"When I know I will need to verbally communicate (such as if I need to make a phone call or bring up a topic at a meeting), I prepare mentally as much as possible so I know what words I actually need to say. On the other hand, if I'm in a conversation where I haven't had time to organize and translate my thoughts ahead of time, I constantly have long pauses where I'm doing it in real time, which comes off as weird to people who notice it. This annoyed my wife for a long time until we both realized why it was happening."
Asked if they ever got songs stuck in their head, Vadermaulkylo replied: "Actually that’s probably the closest thing I have to one. Currently got a couple songs from that new Lil Wayne album in my head. I read stuff in my head too of course."
What it's like to have a monologue

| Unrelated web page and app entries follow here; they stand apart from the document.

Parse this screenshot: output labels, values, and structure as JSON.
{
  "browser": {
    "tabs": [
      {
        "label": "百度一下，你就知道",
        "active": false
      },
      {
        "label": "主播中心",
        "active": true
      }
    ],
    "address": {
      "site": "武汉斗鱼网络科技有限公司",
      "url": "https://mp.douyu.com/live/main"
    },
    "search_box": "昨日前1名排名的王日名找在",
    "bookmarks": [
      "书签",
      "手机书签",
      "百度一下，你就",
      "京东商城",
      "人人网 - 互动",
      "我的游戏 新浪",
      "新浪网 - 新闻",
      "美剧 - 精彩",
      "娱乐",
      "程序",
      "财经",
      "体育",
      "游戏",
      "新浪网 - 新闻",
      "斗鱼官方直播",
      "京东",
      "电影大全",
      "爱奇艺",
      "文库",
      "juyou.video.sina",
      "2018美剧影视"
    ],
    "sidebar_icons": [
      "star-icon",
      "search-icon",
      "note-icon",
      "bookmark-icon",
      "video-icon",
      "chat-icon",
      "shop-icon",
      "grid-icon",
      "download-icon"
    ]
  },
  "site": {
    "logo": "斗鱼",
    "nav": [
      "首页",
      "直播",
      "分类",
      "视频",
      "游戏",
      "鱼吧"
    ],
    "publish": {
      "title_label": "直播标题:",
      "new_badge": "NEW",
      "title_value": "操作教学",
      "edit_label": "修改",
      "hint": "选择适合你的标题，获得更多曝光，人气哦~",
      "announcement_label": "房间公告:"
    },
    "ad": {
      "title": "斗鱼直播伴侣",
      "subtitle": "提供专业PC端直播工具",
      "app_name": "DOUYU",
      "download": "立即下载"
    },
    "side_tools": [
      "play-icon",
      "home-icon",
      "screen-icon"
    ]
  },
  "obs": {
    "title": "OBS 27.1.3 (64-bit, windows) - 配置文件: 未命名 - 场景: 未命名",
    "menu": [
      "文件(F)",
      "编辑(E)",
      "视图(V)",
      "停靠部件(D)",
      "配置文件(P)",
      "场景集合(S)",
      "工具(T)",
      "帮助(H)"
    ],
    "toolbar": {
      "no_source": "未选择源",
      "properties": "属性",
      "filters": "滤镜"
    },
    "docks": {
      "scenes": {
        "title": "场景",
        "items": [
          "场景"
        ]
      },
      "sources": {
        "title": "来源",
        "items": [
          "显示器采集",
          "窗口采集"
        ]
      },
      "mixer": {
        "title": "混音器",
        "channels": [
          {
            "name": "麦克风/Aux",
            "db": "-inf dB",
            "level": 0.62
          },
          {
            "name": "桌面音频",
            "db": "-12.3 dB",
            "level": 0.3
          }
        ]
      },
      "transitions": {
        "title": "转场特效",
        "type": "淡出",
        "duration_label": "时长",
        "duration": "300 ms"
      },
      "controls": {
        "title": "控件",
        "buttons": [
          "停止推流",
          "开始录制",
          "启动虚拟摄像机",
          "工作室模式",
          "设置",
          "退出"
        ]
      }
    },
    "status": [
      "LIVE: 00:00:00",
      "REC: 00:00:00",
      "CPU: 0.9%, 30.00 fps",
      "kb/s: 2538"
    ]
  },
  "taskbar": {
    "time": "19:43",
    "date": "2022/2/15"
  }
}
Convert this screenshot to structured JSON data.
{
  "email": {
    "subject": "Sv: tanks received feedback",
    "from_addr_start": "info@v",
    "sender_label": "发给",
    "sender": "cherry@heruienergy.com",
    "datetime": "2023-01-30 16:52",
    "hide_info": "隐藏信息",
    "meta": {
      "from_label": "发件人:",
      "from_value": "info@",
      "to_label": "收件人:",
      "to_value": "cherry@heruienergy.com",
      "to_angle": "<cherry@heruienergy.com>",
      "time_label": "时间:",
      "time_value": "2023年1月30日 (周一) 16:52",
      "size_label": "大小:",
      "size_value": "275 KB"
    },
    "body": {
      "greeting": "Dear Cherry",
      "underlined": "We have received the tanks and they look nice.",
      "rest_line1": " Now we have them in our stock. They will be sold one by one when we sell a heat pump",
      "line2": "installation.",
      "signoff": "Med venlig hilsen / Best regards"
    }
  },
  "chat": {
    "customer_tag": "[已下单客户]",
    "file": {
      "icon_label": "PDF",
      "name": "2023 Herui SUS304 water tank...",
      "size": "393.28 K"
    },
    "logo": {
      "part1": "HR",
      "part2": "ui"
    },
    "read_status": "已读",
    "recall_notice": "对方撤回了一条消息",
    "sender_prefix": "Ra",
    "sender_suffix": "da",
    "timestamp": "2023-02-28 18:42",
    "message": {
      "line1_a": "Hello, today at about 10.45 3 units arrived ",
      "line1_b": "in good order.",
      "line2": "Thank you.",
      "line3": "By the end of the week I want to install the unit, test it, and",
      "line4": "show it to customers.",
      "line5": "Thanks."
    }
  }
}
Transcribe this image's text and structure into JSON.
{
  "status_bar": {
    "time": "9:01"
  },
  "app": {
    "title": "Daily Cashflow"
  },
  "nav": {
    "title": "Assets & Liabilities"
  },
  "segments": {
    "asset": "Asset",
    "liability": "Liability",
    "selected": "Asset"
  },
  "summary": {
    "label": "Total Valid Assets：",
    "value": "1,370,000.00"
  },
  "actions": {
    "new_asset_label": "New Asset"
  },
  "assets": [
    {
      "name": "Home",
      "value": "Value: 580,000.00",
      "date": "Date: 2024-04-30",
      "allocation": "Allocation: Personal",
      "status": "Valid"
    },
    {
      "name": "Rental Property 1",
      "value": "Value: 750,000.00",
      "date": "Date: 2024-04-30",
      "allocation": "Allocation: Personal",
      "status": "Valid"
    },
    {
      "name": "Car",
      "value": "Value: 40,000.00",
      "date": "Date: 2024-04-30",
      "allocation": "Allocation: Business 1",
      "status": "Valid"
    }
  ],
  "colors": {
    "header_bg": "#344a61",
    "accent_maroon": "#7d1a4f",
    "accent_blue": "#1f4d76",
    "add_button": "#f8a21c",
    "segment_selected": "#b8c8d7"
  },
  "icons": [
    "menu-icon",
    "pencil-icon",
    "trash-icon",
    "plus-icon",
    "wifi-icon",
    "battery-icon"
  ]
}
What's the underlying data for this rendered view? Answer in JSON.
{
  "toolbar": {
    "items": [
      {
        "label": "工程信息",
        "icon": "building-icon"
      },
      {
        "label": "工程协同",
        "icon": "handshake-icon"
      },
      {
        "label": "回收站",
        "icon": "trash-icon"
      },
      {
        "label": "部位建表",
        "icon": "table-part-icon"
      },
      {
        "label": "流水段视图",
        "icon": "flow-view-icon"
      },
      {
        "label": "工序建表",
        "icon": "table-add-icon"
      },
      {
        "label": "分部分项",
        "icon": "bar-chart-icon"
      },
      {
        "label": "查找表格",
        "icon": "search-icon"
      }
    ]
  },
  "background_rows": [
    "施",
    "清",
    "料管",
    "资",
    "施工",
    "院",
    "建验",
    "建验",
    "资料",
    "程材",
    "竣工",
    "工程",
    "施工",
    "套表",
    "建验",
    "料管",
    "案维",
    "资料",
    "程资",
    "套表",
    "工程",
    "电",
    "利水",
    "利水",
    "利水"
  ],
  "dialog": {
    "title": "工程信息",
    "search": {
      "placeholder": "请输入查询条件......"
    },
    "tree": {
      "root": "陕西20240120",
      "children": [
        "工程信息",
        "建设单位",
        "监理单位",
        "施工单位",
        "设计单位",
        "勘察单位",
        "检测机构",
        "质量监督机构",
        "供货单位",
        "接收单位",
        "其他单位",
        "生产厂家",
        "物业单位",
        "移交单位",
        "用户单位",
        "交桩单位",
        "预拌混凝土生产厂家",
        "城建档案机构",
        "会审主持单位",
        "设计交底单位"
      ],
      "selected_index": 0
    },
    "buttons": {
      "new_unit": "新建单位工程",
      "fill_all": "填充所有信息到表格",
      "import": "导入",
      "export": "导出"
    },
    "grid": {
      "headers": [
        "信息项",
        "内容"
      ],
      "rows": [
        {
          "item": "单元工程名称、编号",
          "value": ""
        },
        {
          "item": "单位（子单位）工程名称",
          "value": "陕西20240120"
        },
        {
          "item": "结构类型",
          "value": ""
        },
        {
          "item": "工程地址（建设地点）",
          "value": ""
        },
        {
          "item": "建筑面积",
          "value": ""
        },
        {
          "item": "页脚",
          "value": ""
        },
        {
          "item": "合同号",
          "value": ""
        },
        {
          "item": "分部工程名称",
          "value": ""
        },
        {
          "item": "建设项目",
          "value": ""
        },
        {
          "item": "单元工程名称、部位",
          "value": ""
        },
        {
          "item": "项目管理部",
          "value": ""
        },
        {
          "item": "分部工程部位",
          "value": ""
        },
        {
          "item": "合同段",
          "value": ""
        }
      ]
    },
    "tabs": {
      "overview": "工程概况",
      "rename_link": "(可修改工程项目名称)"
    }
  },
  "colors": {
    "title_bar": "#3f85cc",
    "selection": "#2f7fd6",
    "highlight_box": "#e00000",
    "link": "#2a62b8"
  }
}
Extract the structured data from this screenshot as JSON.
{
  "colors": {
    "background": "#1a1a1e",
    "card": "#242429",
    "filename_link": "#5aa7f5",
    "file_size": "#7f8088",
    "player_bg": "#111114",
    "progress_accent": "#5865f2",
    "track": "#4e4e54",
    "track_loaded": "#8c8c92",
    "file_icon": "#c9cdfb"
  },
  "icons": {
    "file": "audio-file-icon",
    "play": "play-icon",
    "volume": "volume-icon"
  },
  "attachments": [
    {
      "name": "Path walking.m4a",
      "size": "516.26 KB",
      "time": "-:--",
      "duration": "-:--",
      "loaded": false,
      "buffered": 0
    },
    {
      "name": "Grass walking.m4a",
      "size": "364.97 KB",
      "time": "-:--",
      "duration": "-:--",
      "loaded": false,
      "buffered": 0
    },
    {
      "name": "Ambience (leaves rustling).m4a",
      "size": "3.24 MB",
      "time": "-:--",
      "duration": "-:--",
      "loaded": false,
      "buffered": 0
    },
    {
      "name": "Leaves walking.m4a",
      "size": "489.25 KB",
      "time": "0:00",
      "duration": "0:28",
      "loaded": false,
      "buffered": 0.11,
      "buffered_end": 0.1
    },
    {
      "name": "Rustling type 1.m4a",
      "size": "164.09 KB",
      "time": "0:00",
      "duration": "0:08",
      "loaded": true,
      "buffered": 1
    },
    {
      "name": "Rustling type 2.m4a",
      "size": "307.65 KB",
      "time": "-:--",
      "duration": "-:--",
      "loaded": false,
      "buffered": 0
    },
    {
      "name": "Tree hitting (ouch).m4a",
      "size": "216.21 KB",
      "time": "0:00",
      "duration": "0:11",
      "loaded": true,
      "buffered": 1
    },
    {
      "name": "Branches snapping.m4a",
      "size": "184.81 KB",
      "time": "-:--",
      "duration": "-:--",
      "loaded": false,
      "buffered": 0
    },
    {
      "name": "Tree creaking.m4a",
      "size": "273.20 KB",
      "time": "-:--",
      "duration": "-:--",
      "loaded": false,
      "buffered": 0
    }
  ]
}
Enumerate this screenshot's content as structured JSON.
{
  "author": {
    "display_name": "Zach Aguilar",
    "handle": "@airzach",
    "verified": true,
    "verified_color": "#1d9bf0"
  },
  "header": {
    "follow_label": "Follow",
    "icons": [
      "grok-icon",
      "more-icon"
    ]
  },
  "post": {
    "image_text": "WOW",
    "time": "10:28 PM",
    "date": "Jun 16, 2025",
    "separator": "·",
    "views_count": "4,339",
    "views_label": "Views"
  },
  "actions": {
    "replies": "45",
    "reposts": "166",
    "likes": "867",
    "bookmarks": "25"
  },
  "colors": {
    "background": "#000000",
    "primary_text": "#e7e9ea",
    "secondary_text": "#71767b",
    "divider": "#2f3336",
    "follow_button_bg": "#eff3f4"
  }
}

"Thoughts are words," user merewautt wrote. "I can't imagine a thought not as a verbal construction. All my thoughts are colored by the physical parts of different emotions, but they're all words. I can imagine being physically angry for a moment without verbally thinking it (my heart would be racing, maybe my shoulders shake, muscles tense up, etc) but I can't imagine being aware of any of my physical emotions without thoughts as language. My internal monologue while my body was having the physical anger response would be (inner monologue in parenthesis):
(Oh f this b***h, she's being such a hypocrite) -out loud- YOU'RE BEING A F***ING HYPOCRITE, (she's gonna say it's not the same because----) IT'S NOT THE SAME AND YOU KNOW IT."
Many people agreed feeling the emotion of being angry went hand in hand with an internal monologue of ranting and quite a lot of swearing, and couldn't imagine just feeling a physical response to an emotion without a constant stream of thoughts as words to articulate it to themselves. Merewautt pointed out this is how Freudian slips happen, when you aren't planning to say something out loud, but you're thinking it and "lose the filter" on your inner monologue.
Others asked whether people with monologues walk around narrating their lives like Bridgette Jones, which, to be honest, kind of.
What does the science say?
In scientific studies, it seems people experience more of a mix than the self-selected responders to a viral post that implied it was either/or.
A small study in 2011 tried to get a better picture of how people think. They gave beepers to a random sample of students. When the beeper went off, they had to note down what was going on inside their heads moments before it went off. This went on for several weeks, to get them used to it and then to get an accurate picture of what was happening inside their minds.
"Subjects experienced themselves as inwardly talking to themselves in 26 percent of all samples," the team wrote in Psychology Today. "But there were large individual differences: some subjects never experienced inner speech; other subjects experienced inner speech in as many as 75 percent of their samples. The median percentage across subjects was 20 percent.
"Some people talk to themselves a lot, some never, some occasionally."